SEPTEMBER 15, 2016, FORT WORTH, Texas (NNS) – Shannon Spake has very few memories of her father. She recalls of melodies he sang to her and the smell of Old Spice cologne throughout their home at Naval Air Station Lemoore, California, during a POW/MIA ceremony.
Spake was not much older than two when her family received the news he was considered missing in action after the Navy lost contact with his aircraft in Northern Laos.
It was the spring of 1972 and the Navy’s Attack Squadron (VA) 192, known as the Golden Dragons, had just deployed for its sixth combat cruise to Vietnam aboard aircraft carrier USS Kitty Hawk (CV-63). The squadron flew its battle-worn A-7E Corsair II attack aircraft in over 3,600 combat strikes in a period of 192 days in support of Operation Linebacker, as well as the mining of North Vietnamese harbors and concentrated air strikes against targets in North Vietnam.
Spake’s father, then Lt. Dennis Pike, had just completed a successful bombing run on the Ho Chi Minh trail when his aircraft began trailing smoke. Loss of oil pressure and altitude forced Pike to ditch his Corsair and hold out hope he would evade detection from the enemy long enough to be rescued.
“I’m going to have to leave it; see you guys later,” were Lt. Pike’s last words over the radio before he ejected, according to Spake.
After two days of search and rescue missions over his last known position in enemy hostile territory, all searches for Pike were called off.
Over 44 years later, the Pike family continues to wait earnestly for answers. Spake, who spoke to service members and local veterans during a POW/MIA Recognition Day observance ceremony held at Naval Air Station Fort Worth Joint Reserve Base, Texas, Sept. 13, described her mother’s strength in raising three children as the family lived a life on hold.
“Mom would take me to the commissary with her to grocery shop while the older two were at school,” said Spake. “Repeatedly, I would run up and lift my arms to any man in those pristine dress whites screaming, ‘Daddy, Daddy.’ As time went on, that uniform was just about all I could remember of my father.”
Being among the Sailors and Marines in uniform and observing the local Navy chief petty officer selectees carry out the symbolic ceremony of the Fallen Comrade Table, Spake said she was reminded of the service and sacrifice each service member was willing to make by taking the oath.
Of those currently serving in the armed forces, Spake said, “Their sacrifice is paid in full, no matter their circumstances. Because of the military families who have gone before them, they be will not be forsaken. As a nation, we will fight to have them returned to the soil they fought to protect.”
Spake said her family has endured a life of uncertainty, complete with alleged reports of her father spotted later in Russia, hoax dog tags, to news crews entering her home so often to cover Thanksgivings and Christmases without her father that it became routine.

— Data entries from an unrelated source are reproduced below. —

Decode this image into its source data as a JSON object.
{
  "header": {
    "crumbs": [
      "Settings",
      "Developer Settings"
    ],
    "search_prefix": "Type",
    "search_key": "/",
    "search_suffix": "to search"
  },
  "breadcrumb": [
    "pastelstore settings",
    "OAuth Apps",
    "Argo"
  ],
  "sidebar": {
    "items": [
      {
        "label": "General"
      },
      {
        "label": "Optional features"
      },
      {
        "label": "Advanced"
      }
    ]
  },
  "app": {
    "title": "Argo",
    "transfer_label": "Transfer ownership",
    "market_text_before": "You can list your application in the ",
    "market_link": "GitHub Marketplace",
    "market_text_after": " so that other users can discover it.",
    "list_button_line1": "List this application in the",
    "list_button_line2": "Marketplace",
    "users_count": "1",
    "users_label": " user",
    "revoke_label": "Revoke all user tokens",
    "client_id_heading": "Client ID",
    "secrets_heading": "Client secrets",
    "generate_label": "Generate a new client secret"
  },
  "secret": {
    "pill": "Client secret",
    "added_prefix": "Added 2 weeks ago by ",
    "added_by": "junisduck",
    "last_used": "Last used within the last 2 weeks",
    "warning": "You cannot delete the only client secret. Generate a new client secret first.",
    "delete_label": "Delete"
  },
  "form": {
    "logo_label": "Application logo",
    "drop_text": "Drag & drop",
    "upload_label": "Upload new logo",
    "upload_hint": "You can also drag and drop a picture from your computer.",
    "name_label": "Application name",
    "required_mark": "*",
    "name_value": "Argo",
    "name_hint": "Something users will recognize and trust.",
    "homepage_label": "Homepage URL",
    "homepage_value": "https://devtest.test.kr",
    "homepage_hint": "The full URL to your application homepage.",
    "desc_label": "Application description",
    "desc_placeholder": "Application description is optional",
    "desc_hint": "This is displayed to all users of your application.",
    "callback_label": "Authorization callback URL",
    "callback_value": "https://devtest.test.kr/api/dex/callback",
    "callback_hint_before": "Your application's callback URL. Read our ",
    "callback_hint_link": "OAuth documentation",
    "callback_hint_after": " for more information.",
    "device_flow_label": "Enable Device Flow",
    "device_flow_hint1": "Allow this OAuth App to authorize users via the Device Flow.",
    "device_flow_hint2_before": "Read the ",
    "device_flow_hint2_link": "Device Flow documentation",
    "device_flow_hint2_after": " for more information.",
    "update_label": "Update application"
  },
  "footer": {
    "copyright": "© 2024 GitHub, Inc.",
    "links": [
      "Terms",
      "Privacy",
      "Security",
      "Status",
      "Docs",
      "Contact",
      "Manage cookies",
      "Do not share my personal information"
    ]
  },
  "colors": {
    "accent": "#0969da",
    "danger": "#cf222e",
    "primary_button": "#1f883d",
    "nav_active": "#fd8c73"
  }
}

Most recently in 2015, her family was approached by scientists from the Defense POW/MIA Accounting Agency with the discovery of her father’s ejection seat, photos of his ripped flight suit and boots, yet yielding no proof of his physical remains. Although this was the first hard evidence found in 43 years, the findings were still inconclusive to her father’s fate, adding a lifelong perpetual state of loss, confusion and anger where closure seemed just beyond their reach.
Pike is one of 1,618 Americans currently listed as missing in action from the Vietnam War era. The National League of POW/MIA Families cites that of those still unaccounted for from past conflicts, 73,126 Americans are still missing from World War II, 7,802 Americans from the Korean War, the aforementioned 1,618 from the Vietnam War, 126 from the Cold War, and six Americans from Iraq, Afghanistan and other conflicts, totaling a staggering 82,678.
One way Spake has been able to heal and cope over the years is to talk with those who knew her father. Naval aviators are often known as a tight-knit community, and those who flew with him have shared her father’s stories, which has helped her piece his life experiences together to answer questions.
Directly after Tuesday’s ceremony, Spake was introduced to a gentleman who once flew with her father. Retired Navy Rear Adm. Jim Lair was the senior landing signal officer of Carrier Air Wing 11, responsible for the carrier landing work-ups for Pike’s squadron at NAS Lemoore between 1970 and 1971. They flew together in joint training mission packages at NAS Fallon, Nevada, before the squadron’s departure to Southeast Asia.
“I ran into ‘Denny’ probably four or five times a week,” said Lair. “He was still a nugget on his first cruise in ’70 and ’71, but he was a very good aviator.”
Both Spake and Lair said they were glad for the opportunity to share a few moments to talk about her father.
“Hearing about the man he was and the friend he was makes me proud,” said Spake. “It helps me connect the dots and begin to color in some details that I would never have otherwise.”